- **Task details**
Exclude the pictures and repeat all of the data exactly.

[Material provided]

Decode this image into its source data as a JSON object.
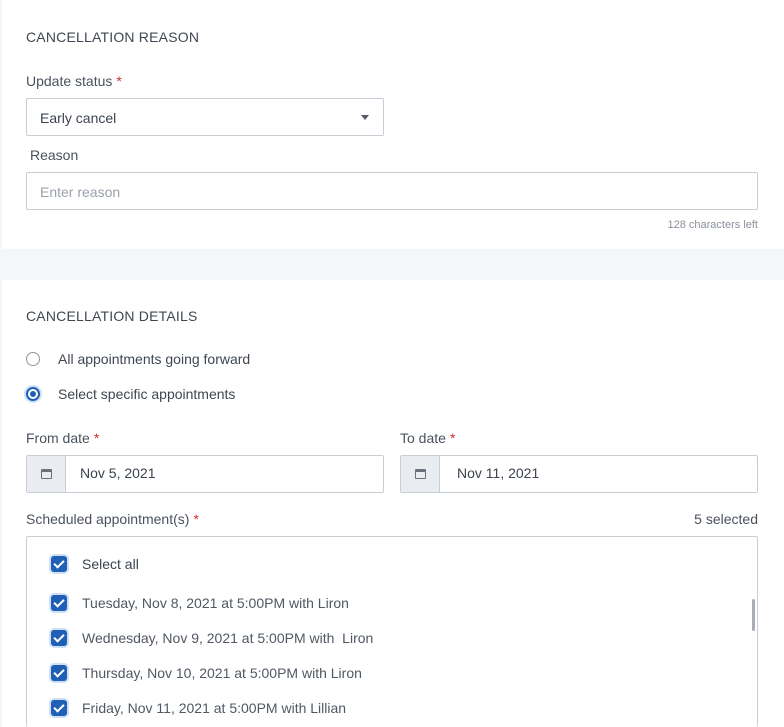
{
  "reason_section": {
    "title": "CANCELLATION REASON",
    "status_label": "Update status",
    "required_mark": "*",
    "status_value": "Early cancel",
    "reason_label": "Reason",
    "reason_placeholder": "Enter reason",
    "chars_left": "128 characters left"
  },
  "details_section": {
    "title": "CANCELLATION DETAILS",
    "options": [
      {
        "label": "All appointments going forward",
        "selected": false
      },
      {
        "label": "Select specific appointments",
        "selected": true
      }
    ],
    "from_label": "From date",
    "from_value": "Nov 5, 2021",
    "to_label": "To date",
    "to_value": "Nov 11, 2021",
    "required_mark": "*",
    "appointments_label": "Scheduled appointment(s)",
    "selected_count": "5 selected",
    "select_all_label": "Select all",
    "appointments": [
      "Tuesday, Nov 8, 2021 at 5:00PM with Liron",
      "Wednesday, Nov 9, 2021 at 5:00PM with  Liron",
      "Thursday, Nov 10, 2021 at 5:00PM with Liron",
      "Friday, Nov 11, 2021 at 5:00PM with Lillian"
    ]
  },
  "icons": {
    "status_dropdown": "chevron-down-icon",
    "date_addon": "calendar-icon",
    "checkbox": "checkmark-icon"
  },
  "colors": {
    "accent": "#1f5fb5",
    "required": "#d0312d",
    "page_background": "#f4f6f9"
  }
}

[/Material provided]

- **Response to this exercise**
Decode this image into its source data as a JSON object.
{
  "reason_section": {
    "title": "CANCELLATION REASON",
    "status_label": "Update status",
    "required_mark": "*",
    "status_value": "Early cancel",
    "reason_label": "Reason",
    "reason_placeholder": "Enter reason",
    "chars_left": "128 characters left"
  },
  "details_section": {
    "title": "CANCELLATION DETAILS",
    "options": [
      {
        "label": "All appointments going forward",
        "selected": false
      },
      {
        "label": "Select specific appointments",
        "selected": true
      }
    ],
    "from_label": "From date",
    "from_value": "Nov 5, 2021",
    "to_label": "To date",
    "to_value": "Nov 11, 2021",
    "required_mark": "*",
    "appointments_label": "Scheduled appointment(s)",
    "selected_count": "5 selected",
    "select_all_label": "Select all",
    "appointments": [
      "Tuesday, Nov 8, 2021 at 5:00PM with Liron",
      "Wednesday, Nov 9, 2021 at 5:00PM with  Liron",
      "Thursday, Nov 10, 2021 at 5:00PM with Liron",
      "Friday, Nov 11, 2021 at 5:00PM with Lillian"
    ]
  },
  "icons": {
    "status_dropdown": "chevron-down-icon",
    "date_addon": "calendar-icon",
    "checkbox": "checkmark-icon"
  },
  "colors": {
    "accent": "#1f5fb5",
    "required": "#d0312d",
    "page_background": "#f4f6f9"
  }
}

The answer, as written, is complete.